====== Recorded data
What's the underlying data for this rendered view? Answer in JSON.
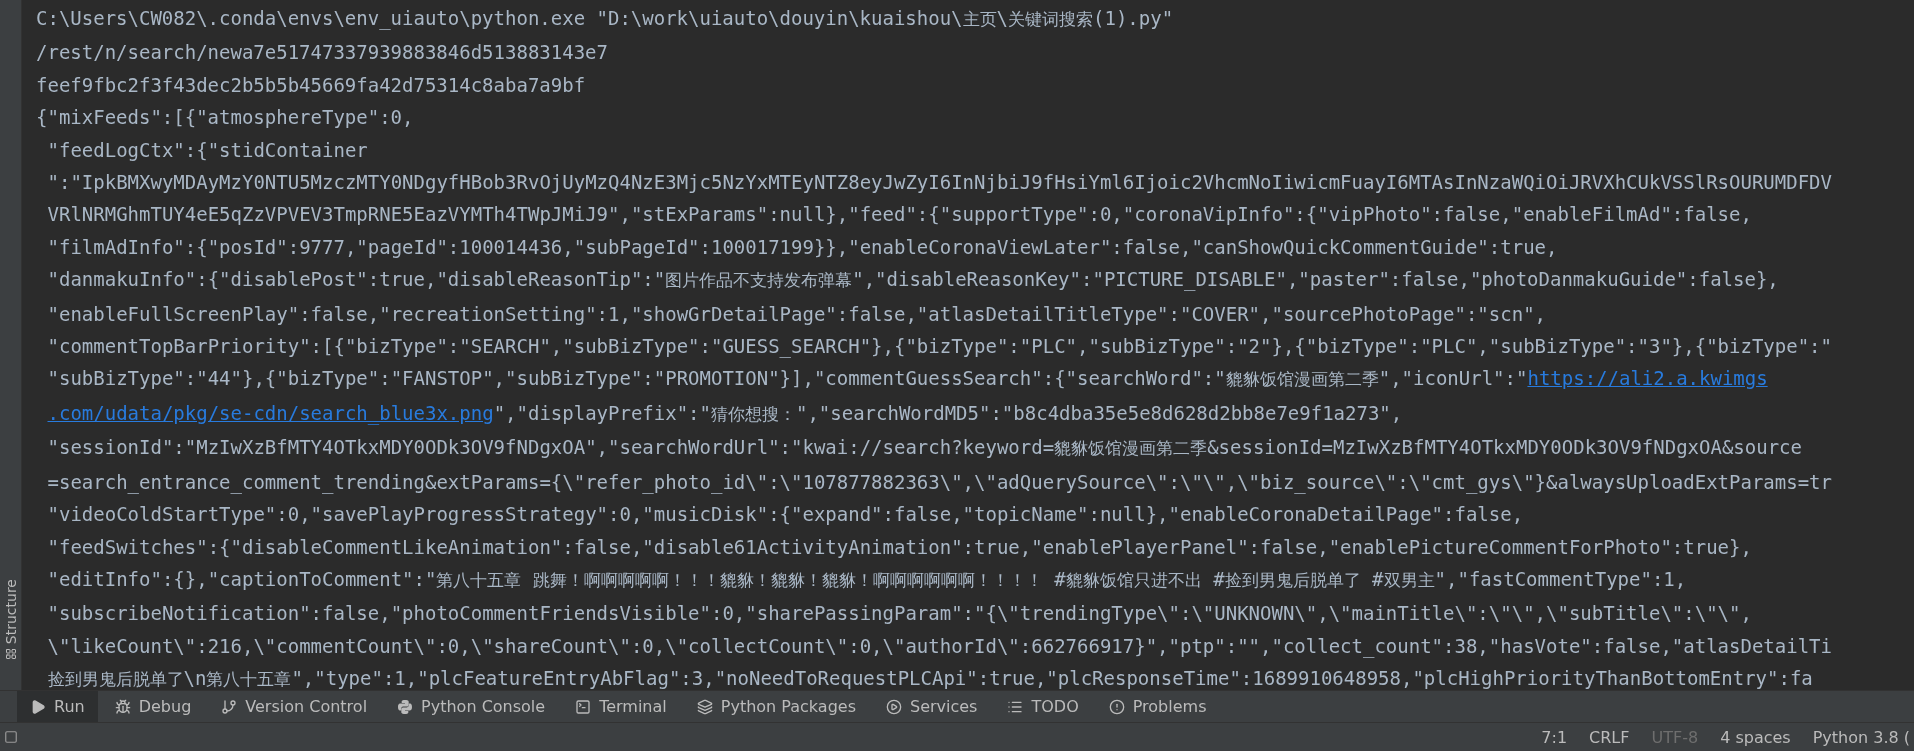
{
  "console": {
    "lines": [
      {
        "indented": false,
        "segments": [
          {
            "kind": "text",
            "text": "C:\\Users\\CW082\\.conda\\envs\\env_uiauto\\python.exe \"D:\\work\\uiauto\\douyin\\kuaishou\\主页\\关键词搜索(1).py\""
          }
        ]
      },
      {
        "indented": false,
        "segments": [
          {
            "kind": "text",
            "text": "/rest/n/search/newa7e51747337939883846d513883143e7"
          }
        ]
      },
      {
        "indented": false,
        "segments": [
          {
            "kind": "text",
            "text": "feef9fbc2f3f43dec2b5b5b45669fa42d75314c8aba7a9bf"
          }
        ]
      },
      {
        "indented": false,
        "segments": [
          {
            "kind": "text",
            "text": "{\"mixFeeds\":[{\"atmosphereType\":0,"
          }
        ]
      },
      {
        "indented": true,
        "segments": [
          {
            "kind": "text",
            "text": "\"feedLogCtx\":{\"stidContainer"
          }
        ]
      },
      {
        "indented": true,
        "segments": [
          {
            "kind": "text",
            "text": "\":\"IpkBMXwyMDAyMzY0NTU5MzczMTY0NDgyfHBob3RvOjUyMzQ4NzE3Mjc5NzYxMTEyNTZ8eyJwZyI6InNjbiJ9fHsiYml6Ijoic2VhcmNoIiwicmFuayI6MTAsInNzaWQiOiJRVXhCUkVSSlRsOURUMDFDV"
          }
        ]
      },
      {
        "indented": true,
        "segments": [
          {
            "kind": "text",
            "text": "VRlNRMGhmTUY4eE5qZzVPVEV3TmpRNE5EazVYMTh4TWpJMiJ9\",\"stExParams\":null},\"feed\":{\"supportType\":0,\"coronaVipInfo\":{\"vipPhoto\":false,\"enableFilmAd\":false,"
          }
        ]
      },
      {
        "indented": true,
        "segments": [
          {
            "kind": "text",
            "text": "\"filmAdInfo\":{\"posId\":9777,\"pageId\":100014436,\"subPageId\":100017199}},\"enableCoronaViewLater\":false,\"canShowQuickCommentGuide\":true,"
          }
        ]
      },
      {
        "indented": true,
        "segments": [
          {
            "kind": "text",
            "text": "\"danmakuInfo\":{\"disablePost\":true,\"disableReasonTip\":\"图片作品不支持发布弹幕\",\"disableReasonKey\":\"PICTURE_DISABLE\",\"paster\":false,\"photoDanmakuGuide\":false},"
          }
        ]
      },
      {
        "indented": true,
        "segments": [
          {
            "kind": "text",
            "text": "\"enableFullScreenPlay\":false,\"recreationSetting\":1,\"showGrDetailPage\":false,\"atlasDetailTitleType\":\"COVER\",\"sourcePhotoPage\":\"scn\","
          }
        ]
      },
      {
        "indented": true,
        "segments": [
          {
            "kind": "text",
            "text": "\"commentTopBarPriority\":[{\"bizType\":\"SEARCH\",\"subBizType\":\"GUESS_SEARCH\"},{\"bizType\":\"PLC\",\"subBizType\":\"2\"},{\"bizType\":\"PLC\",\"subBizType\":\"3\"},{\"bizType\":\""
          }
        ]
      },
      {
        "indented": true,
        "segments": [
          {
            "kind": "text",
            "text": "\"subBizType\":\"44\"},{\"bizType\":\"FANSTOP\",\"subBizType\":\"PROMOTION\"}],\"commentGuessSearch\":{\"searchWord\":\"貔貅饭馆漫画第二季\",\"iconUrl\":\""
          },
          {
            "kind": "link",
            "text": "https://ali2.a.kwimgs"
          }
        ]
      },
      {
        "indented": true,
        "segments": [
          {
            "kind": "link",
            "text": ".com/udata/pkg/se-cdn/search_blue3x.png"
          },
          {
            "kind": "text",
            "text": "\",\"displayPrefix\":\"猜你想搜：\",\"searchWordMD5\":\"b8c4dba35e5e8d628d2bb8e7e9f1a273\","
          }
        ]
      },
      {
        "indented": true,
        "segments": [
          {
            "kind": "text",
            "text": "\"sessionId\":\"MzIwXzBfMTY4OTkxMDY0ODk3OV9fNDgxOA\",\"searchWordUrl\":\"kwai://search?keyword=貔貅饭馆漫画第二季&sessionId=MzIwXzBfMTY4OTkxMDY0ODk3OV9fNDgxOA&source"
          }
        ]
      },
      {
        "indented": true,
        "segments": [
          {
            "kind": "text",
            "text": "=search_entrance_comment_trending&extParams={\\\"refer_photo_id\\\":\\\"107877882363\\\",\\\"adQuerySource\\\":\\\"\\\",\\\"biz_source\\\":\\\"cmt_gys\\\"}&alwaysUploadExtParams=tr"
          }
        ]
      },
      {
        "indented": true,
        "segments": [
          {
            "kind": "text",
            "text": "\"videoColdStartType\":0,\"savePlayProgressStrategy\":0,\"musicDisk\":{\"expand\":false,\"topicName\":null},\"enableCoronaDetailPage\":false,"
          }
        ]
      },
      {
        "indented": true,
        "segments": [
          {
            "kind": "text",
            "text": "\"feedSwitches\":{\"disableCommentLikeAnimation\":false,\"disable61ActivityAnimation\":true,\"enablePlayerPanel\":false,\"enablePictureCommentForPhoto\":true},"
          }
        ]
      },
      {
        "indented": true,
        "segments": [
          {
            "kind": "text",
            "text": "\"editInfo\":{},\"captionToComment\":\"第八十五章 跳舞！啊啊啊啊啊！！！貔貅！貔貅！貔貅！啊啊啊啊啊啊！！！！ #貔貅饭馆只进不出 #捡到男鬼后脱单了 #双男主\",\"fastCommentType\":1,"
          }
        ]
      },
      {
        "indented": true,
        "segments": [
          {
            "kind": "text",
            "text": "\"subscribeNotification\":false,\"photoCommentFriendsVisible\":0,\"sharePassingParam\":\"{\\\"trendingType\\\":\\\"UNKNOWN\\\",\\\"mainTitle\\\":\\\"\\\",\\\"subTitle\\\":\\\"\\\","
          }
        ]
      },
      {
        "indented": true,
        "segments": [
          {
            "kind": "text",
            "text": "\\\"likeCount\\\":216,\\\"commentCount\\\":0,\\\"shareCount\\\":0,\\\"collectCount\\\":0,\\\"authorId\\\":662766917}\",\"ptp\":\"\",\"collect_count\":38,\"hasVote\":false,\"atlasDetailTi"
          }
        ]
      },
      {
        "indented": true,
        "segments": [
          {
            "kind": "text",
            "text": "捡到男鬼后脱单了\\n第八十五章\",\"type\":1,\"plcFeatureEntryAbFlag\":3,\"noNeedToRequestPLCApi\":true,\"plcResponseTime\":1689910648958,\"plcHighPriorityThanBottomEntry\":fa"
          }
        ]
      }
    ]
  },
  "sidebar": {
    "label": "Structure"
  },
  "tool_tabs": [
    {
      "label": "Run",
      "selected": true
    },
    {
      "label": "Debug",
      "selected": false
    },
    {
      "label": "Version Control",
      "selected": false
    },
    {
      "label": "Python Console",
      "selected": false
    },
    {
      "label": "Terminal",
      "selected": false
    },
    {
      "label": "Python Packages",
      "selected": false
    },
    {
      "label": "Services",
      "selected": false
    },
    {
      "label": "TODO",
      "selected": false
    },
    {
      "label": "Problems",
      "selected": false
    }
  ],
  "status_bar": {
    "items": [
      {
        "text": "7:1",
        "disabled": false
      },
      {
        "text": "CRLF",
        "disabled": false
      },
      {
        "text": "UTF-8",
        "disabled": true
      },
      {
        "text": "4 spaces",
        "disabled": false
      },
      {
        "text": "Python 3.8 (",
        "disabled": false
      }
    ]
  }
}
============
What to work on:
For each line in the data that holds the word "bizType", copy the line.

Written answer:
            "text": "\"commentTopBarPriority\":[{\"bizType\":\"SEARCH\",\"subBizType\":\"GUESS_SEARCH\"},{\"bizType\":\"PLC\",\"subBizType\":\"2\"},{\"bizType\":\"PLC\",\"subBizType\":\"3\"},{\"bizType\":\""
            "text": "\"subBizType\":\"44\"},{\"bizType\":\"FANSTOP\",\"subBizType\":\"PROMOTION\"}],\"commentGuessSearch\":{\"searchWord\":\"貔貅饭馆漫画第二季\",\"iconUrl\":\""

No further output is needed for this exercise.